First thing about skateboarding that makes you smile when you think about it?

The last answer.

 

Lance Mountain Magazine Covers through the ages
Two fistfuls of Lance Mountain covers spanning 1983 until 2019

 

Last skate video that warranted a re-watch?

The early films I saw as a kid. Five Summer Stories, Super Session, Magic Rolling Board, Freewheelin’, Skateboard, Skateboard Madness, Skaterdater. Videos?

Last trick you did again you thought you may have done for the last time?

Im still delusional, there are still tricks I think I can do that I won’t.

Last trick you consciously retired?

I’m retiring more unconsciously, if you don’t do them every day now, you have to relearn them. Yesterday I was working on a blunt-tailslide over at this spot. I thought it would just be easy but realised I had not done one for 10 years. I’m not even sure if it is considered a trick if you don’t flip into or out of it. Who cares. It was fun.

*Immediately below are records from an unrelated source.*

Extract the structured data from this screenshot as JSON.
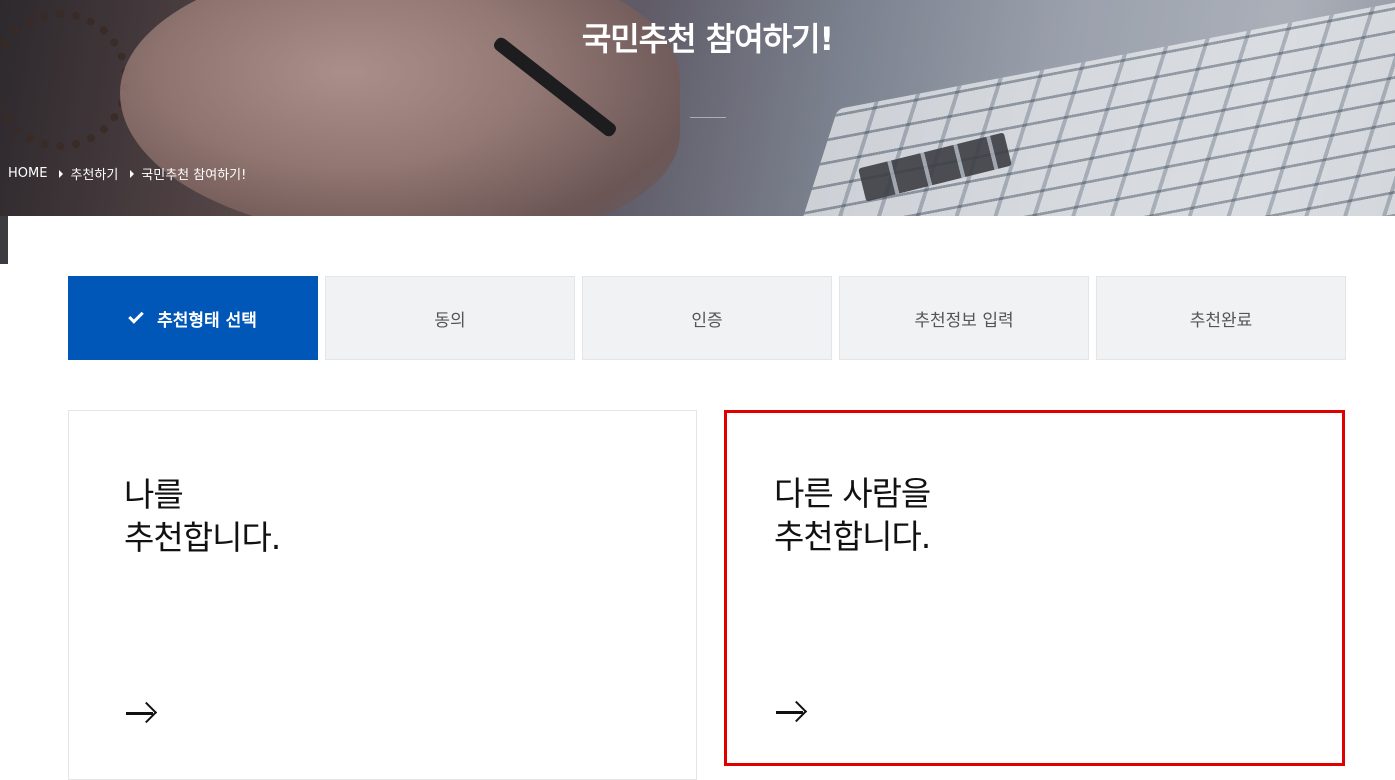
{
  "hero": {
    "title": "국민추천 참여하기!",
    "breadcrumb": [
      "HOME",
      "추천하기",
      "국민추천 참여하기!"
    ]
  },
  "steps": [
    {
      "label": "추천형태 선택",
      "active": true
    },
    {
      "label": "동의",
      "active": false
    },
    {
      "label": "인증",
      "active": false
    },
    {
      "label": "추천정보 입력",
      "active": false
    },
    {
      "label": "추천완료",
      "active": false
    }
  ],
  "cards": [
    {
      "line1": "나를",
      "line2": "추천합니다.",
      "icon": "arrow-right-icon"
    },
    {
      "line1": "다른 사람을",
      "line2": "추천합니다.",
      "icon": "arrow-right-icon",
      "selected": true
    }
  ],
  "colors": {
    "primary": "#0057b8",
    "highlight": "#e00000",
    "step_bg": "#f1f2f4"
  }
}
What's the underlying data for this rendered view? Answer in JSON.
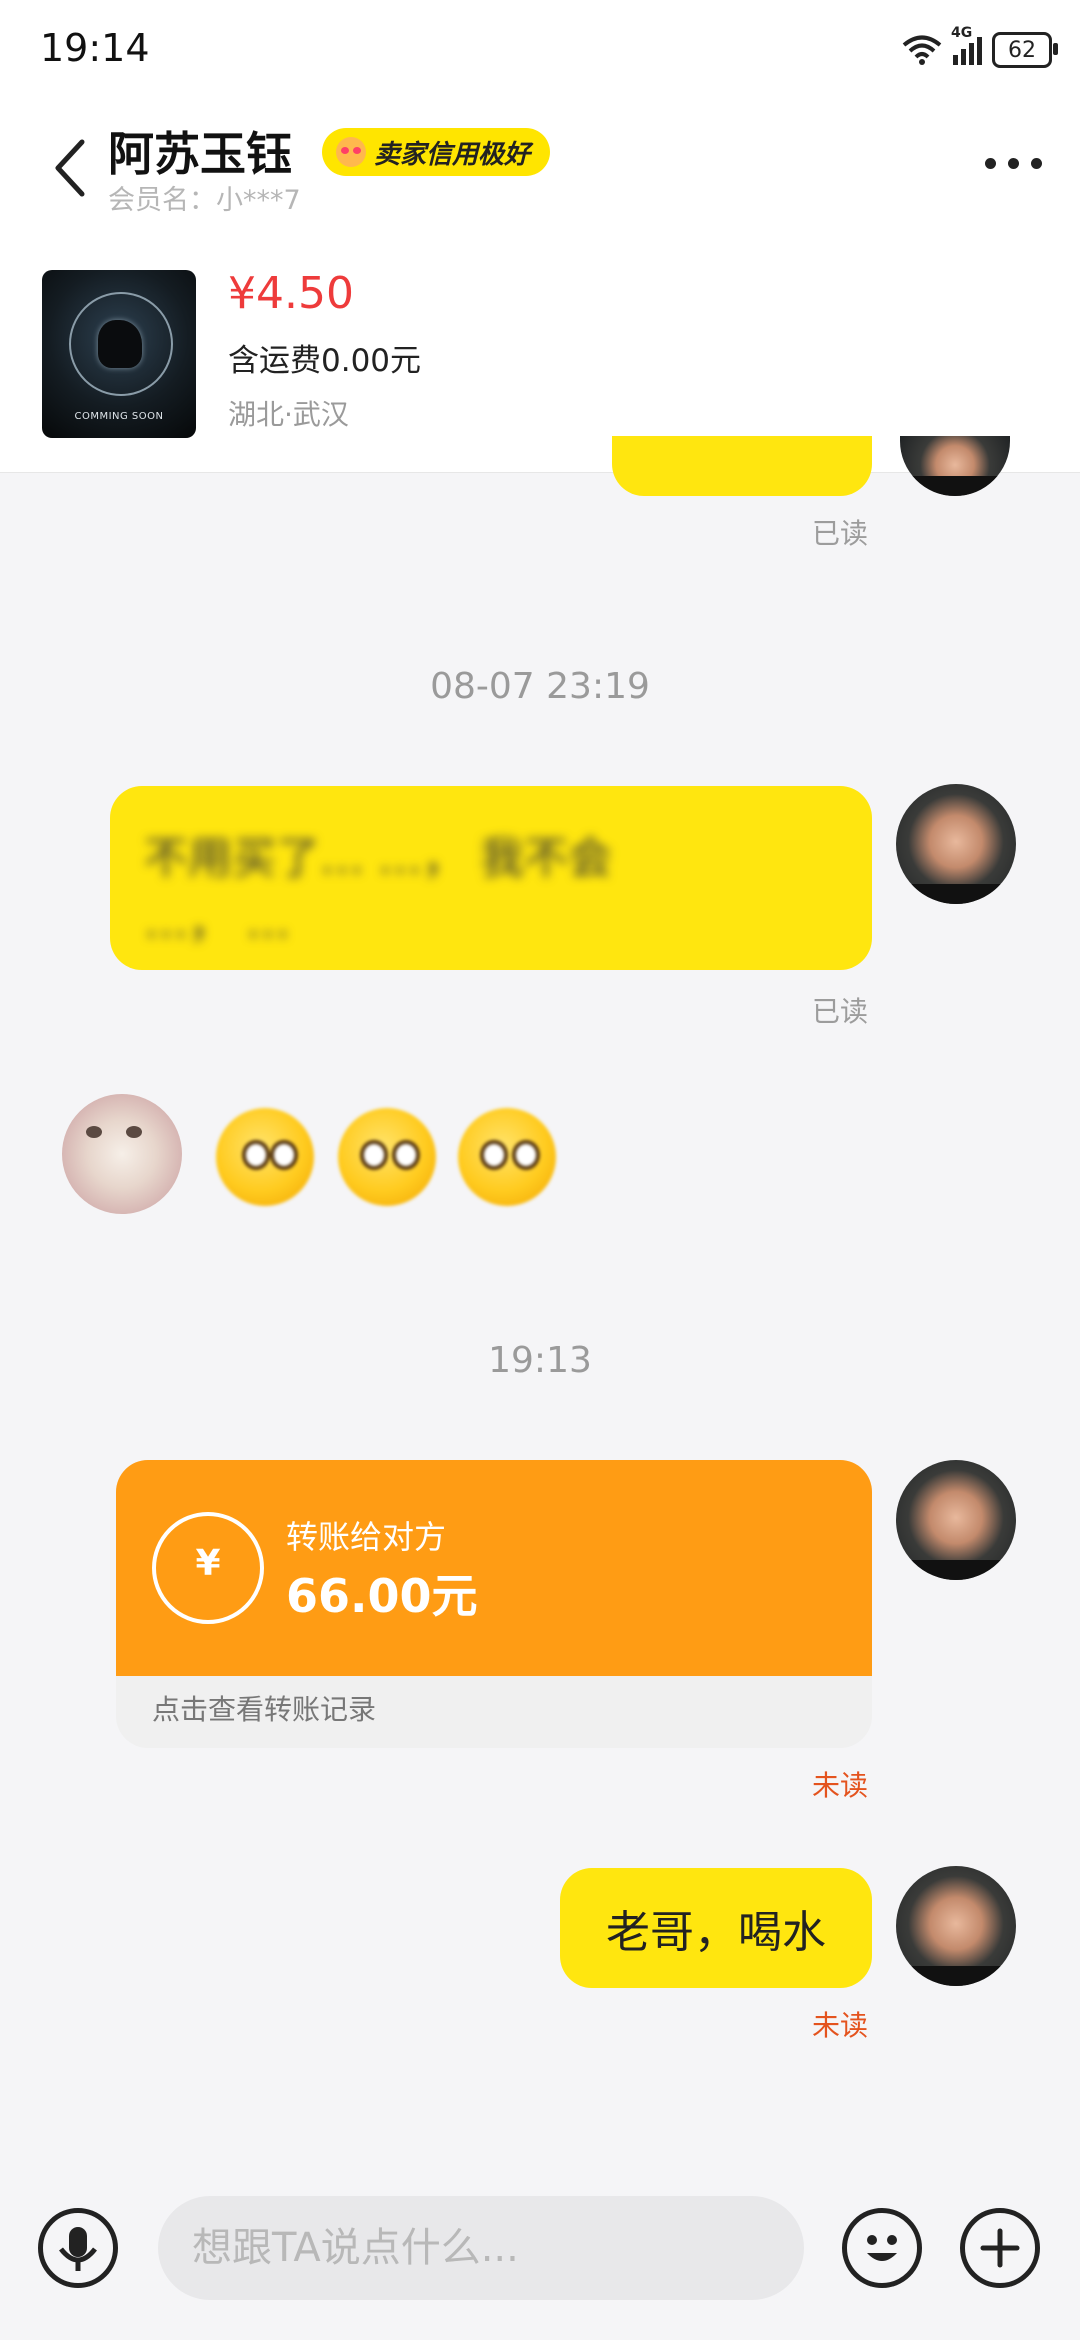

Last thing you thought would ever happen to you which has?

Grandparents of 5, the best thing ever. I had hoped for maybe one.

Last time you visited the UK?

Nike SB ‘Bird Is The Word’ tour ?

Last person you saw skate in the flesh who blew you away?

I saw Carlos Ribeiro film the switch flip over to crooked grind on the rail for his part.

Last trick you made you were stoked on?

I started to try to film something for when I turn 60, I’ve got 2 years. Everything landed so far that I want to save has made me stoked. I’ve got 1 clip in the bag.

Last film you saw?

I watched the movie Steve Cab had a little piece in, The Case For Heaven by Lee Strobel.

Last book you read?

Ephesians.

Last record you listened to the whole way through?

Wow can’t remember on actual vinyl. On digital I think Captain Sensible Power of Love or Joe Jackson Look Sharp.

Last creative project you enjoyed working on?

I like them all, coffee tables, art, little deck projects with skaters. I built a new cover for tools in the backyard.

Last thing you were proud of achieving within skateboarding?

Skateboarding providing for me thanks to other skaters who have responded to things we enjoyed doing still blows me away. If I look back at it and try to simplify it-that still being my reality, so stoked. Proud of? My wife and I raising an awesome boy during it all.

Last time you surprised yourself?

I tried something for over 2 hours the other day and didn’t make it. I didn’t get mad, I was so exhausted but thought of going back to try it again.

Last time someone from your generation surprised you?

I can’t believe how gnarly Tony Hawk is. Not that his skateboarding hasn’t always been next level, but his pain threshold and determination through it with his broken leg.

Last trick you noticed you thought you had seen the last of?

Are people doing layback airs down a handrail still?

Last time you shot a skate photo or wish you had?

Not since digital cameras came out. I haven’t missed it.

Last piece of memorabilia you would ever let go?

I think I would like to keep my sanity

Last time a random encounter made your day?

I ran into Guy Mariano the other day. We saw some skaters coming up to a spot, they saw some skaters coming up and we both started to leave for the others to skate by themselves. Then it was “is that you Lance?”, “Is that you Guy?” We skated together.

Last thing skateboarding brought to the table you think the world needs more of these days?

Skateboarding was different then to all other things (Sports, Games, Activities). It was a toy to play on and interesting to all of us because it was wide open to make up parts of it for ourselves. Invent things, find things, build things, compete in different ways as that came along. Find friends, see new things, make memories.

Last Words?

Thank you all for giving me a life of fun times.

 

Lance Mountain plants his foot and clears the channel at Bob Burnquist's
Grandparent of 5 in flight. Footplants at Bob Burnquist’s filmed by Jason Hernandez

 


 

We want to thank Lance Mountain for taking time out of his daily life to ponder these questions, and for everything he has done and continues to do for skateboarding. We also want to thank the Read & Destroy Archive and Dobie Campbell for the beautiful Crystal Palace photo

Previous First & Last interviews: Jarrad Carlin, Colin Kennedy, Henry Sanchez, Mike York, Amanda Perez, Mark Gonzales.